man ready to write

Of Blustering, Bayonets and Stamps

Our profession is one of writing.  Letters, pleadings, briefs, memos, notes, calendar entries, blog entries, emails, notations on exhibits, notations on drafts, notations on notations - our world is filled with words and their use and effect.

Every lawyer has his own style of writing, and they vary in every way under the sun.  It is a pleasure to get letters from certain lawyers that take their writing seriously, and treat it as an art form.

A distinguished colleague of mine (who shall remain nameless) is one such lawyer.  He is a lover of history and is quite adept at recalling specific facts and stories and applying them to current scenarios.  At one settlement conference that involved division of personal property, he scolded his client, as well as mine, and launched into a poem.  The gist of the poem was the pettiness of spending inordinate amounts of time dividing "baubles".  He stormed out of the room.  We settled the case not long thereafter.

Today I received a letter from him advising that visitation with a child is a right but not an obligation.  And that his client cannot have visitation "compelled upon him by you or by the government by force of bayonet."  In my reply letter I will assure him that bayonets are not in the arsenal that we plan to use.
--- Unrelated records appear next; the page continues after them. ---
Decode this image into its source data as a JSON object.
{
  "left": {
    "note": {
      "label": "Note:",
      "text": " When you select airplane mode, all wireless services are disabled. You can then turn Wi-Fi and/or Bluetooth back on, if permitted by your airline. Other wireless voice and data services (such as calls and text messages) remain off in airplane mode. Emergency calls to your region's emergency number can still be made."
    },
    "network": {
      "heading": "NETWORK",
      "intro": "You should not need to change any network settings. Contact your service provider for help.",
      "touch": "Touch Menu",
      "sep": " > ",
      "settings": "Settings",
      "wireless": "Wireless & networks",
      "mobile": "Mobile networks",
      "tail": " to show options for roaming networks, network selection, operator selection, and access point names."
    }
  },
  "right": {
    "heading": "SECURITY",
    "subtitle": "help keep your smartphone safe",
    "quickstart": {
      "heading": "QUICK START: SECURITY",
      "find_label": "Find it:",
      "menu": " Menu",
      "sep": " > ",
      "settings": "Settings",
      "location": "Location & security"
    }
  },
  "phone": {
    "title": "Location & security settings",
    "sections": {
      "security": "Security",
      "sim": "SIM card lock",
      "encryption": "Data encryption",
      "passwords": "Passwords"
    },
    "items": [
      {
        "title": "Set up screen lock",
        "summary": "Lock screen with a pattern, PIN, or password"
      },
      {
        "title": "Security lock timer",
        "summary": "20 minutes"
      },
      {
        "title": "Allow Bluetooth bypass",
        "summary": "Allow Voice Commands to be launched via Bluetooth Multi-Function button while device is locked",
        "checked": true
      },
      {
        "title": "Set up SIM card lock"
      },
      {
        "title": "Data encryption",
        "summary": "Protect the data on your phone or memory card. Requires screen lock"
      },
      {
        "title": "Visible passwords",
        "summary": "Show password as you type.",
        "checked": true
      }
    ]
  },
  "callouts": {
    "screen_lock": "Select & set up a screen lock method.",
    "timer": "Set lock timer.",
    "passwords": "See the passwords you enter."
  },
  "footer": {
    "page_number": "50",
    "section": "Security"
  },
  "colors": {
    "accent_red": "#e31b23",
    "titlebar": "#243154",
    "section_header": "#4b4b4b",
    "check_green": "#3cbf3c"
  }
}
A couple of years ago I sent (what I felt) was a good and scathing letter to him.  He responded with a letter that described my posture as mere "blusters" and "blowings."


There is also the persistent story of a lawyer from a few decades ago that had an infamous stamp or two in his desk drawer.  As he would peruse his mail he would stamp certain letters and send them back to the lawyer that had sent him the letter in the first place.

One stamp had one word on it..."Bulls**t".  The other had an expletive and then the word "you."  And then the ominous final words..."Strong Letter to Follow."

The stamping came to an end when the lawyer sent a letter out not to the intended recipient, but mistakenly to the local judge.  The judge called and advised the lawyer to come to his office forthwith..."And bring that damn stamp with you."

To the best of anyone's recollection, the stamp was never seen again after that day.